_WHAT YOU ARE ASKED TO DO_.
Below are the records; collect from them each line containing the string "title".

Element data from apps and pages
━━━━━━━━━━━━━━━━━━━━━━━━━━━━━━
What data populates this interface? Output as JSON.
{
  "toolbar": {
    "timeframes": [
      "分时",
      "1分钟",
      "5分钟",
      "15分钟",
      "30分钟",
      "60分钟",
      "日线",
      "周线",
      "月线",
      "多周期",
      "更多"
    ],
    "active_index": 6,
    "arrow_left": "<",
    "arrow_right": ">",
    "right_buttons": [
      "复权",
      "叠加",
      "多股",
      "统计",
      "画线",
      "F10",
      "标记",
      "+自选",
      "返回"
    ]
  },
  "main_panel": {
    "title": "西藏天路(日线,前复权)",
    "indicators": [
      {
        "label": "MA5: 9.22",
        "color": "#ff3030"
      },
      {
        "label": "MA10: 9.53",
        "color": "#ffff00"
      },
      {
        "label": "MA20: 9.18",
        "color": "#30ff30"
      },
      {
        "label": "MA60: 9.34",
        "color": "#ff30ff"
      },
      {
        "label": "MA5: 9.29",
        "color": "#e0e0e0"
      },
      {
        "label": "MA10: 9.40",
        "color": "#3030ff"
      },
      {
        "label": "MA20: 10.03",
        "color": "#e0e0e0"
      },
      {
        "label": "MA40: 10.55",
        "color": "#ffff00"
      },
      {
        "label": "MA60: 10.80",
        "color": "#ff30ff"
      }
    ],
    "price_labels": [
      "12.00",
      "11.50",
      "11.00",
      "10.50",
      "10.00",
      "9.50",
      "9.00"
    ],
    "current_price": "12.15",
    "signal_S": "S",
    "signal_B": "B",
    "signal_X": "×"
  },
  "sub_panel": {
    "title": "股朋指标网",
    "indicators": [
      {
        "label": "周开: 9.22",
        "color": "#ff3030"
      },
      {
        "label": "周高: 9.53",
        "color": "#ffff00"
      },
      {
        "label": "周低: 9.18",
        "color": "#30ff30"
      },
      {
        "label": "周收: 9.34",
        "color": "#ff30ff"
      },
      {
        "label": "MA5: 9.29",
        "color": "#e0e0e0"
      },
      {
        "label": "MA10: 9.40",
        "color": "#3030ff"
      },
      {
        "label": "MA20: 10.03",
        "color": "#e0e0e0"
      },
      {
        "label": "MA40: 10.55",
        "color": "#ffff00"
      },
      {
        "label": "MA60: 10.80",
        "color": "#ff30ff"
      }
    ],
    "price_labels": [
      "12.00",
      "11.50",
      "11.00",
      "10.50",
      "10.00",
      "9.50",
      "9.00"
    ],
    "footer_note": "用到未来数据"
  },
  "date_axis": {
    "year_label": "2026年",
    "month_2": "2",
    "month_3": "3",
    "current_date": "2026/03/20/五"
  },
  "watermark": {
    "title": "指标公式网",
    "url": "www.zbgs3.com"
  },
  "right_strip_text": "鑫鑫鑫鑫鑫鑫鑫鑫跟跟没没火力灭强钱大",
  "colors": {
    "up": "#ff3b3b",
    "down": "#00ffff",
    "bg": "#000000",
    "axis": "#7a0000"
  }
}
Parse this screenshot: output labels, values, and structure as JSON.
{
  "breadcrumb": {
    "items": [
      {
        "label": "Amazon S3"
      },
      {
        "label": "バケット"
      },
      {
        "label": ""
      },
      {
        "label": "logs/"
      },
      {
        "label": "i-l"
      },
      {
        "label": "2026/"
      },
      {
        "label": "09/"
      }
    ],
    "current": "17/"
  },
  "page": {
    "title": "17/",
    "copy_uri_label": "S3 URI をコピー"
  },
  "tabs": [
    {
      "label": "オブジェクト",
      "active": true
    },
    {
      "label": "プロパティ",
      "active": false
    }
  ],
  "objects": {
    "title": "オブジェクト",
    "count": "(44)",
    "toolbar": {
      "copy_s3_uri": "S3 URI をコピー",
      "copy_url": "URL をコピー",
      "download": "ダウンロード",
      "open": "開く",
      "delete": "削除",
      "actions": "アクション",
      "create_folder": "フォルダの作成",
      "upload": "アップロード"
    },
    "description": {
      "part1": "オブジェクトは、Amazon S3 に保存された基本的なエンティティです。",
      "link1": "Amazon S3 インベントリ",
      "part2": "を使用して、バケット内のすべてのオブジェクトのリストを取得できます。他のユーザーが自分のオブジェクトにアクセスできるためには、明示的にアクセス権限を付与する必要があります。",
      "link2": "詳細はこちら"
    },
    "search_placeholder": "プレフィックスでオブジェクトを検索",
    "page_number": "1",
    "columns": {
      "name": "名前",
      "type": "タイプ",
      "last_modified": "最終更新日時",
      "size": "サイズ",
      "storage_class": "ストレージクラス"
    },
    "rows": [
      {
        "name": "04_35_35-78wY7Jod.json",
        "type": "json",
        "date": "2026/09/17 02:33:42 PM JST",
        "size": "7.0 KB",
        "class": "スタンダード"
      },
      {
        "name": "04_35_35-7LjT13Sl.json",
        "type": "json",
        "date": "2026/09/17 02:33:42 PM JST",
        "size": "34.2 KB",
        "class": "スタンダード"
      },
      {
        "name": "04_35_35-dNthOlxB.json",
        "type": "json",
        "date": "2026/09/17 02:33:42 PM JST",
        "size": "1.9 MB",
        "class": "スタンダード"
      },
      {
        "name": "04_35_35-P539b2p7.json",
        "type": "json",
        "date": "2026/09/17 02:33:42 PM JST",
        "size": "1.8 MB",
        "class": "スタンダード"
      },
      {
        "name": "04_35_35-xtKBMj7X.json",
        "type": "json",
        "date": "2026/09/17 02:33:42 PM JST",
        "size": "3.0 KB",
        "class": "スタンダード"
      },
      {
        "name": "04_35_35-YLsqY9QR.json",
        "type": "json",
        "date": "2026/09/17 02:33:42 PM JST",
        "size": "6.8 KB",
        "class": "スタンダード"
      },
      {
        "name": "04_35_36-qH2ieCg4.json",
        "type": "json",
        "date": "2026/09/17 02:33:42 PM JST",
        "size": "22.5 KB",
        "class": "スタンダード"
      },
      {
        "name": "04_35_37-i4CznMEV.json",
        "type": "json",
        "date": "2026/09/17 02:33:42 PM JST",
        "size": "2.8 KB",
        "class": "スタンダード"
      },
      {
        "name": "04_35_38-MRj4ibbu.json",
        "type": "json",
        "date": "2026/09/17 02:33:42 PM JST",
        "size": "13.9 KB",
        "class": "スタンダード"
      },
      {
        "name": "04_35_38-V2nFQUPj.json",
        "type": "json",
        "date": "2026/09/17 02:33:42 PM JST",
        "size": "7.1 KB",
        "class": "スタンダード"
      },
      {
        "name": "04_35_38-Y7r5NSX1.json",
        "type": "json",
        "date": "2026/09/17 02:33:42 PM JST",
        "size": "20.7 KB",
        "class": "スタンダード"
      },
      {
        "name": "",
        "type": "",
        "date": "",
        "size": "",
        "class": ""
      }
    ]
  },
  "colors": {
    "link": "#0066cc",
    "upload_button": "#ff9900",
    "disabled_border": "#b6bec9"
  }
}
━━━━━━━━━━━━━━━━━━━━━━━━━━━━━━
_ANSWER TO THIS PROBLEM_.
    "title": "西藏天路(日线,前复权)",
    "title": "股朋指标网",
    "title": "指标公式网",
    "title": "17/",
    "title": "オブジェクト",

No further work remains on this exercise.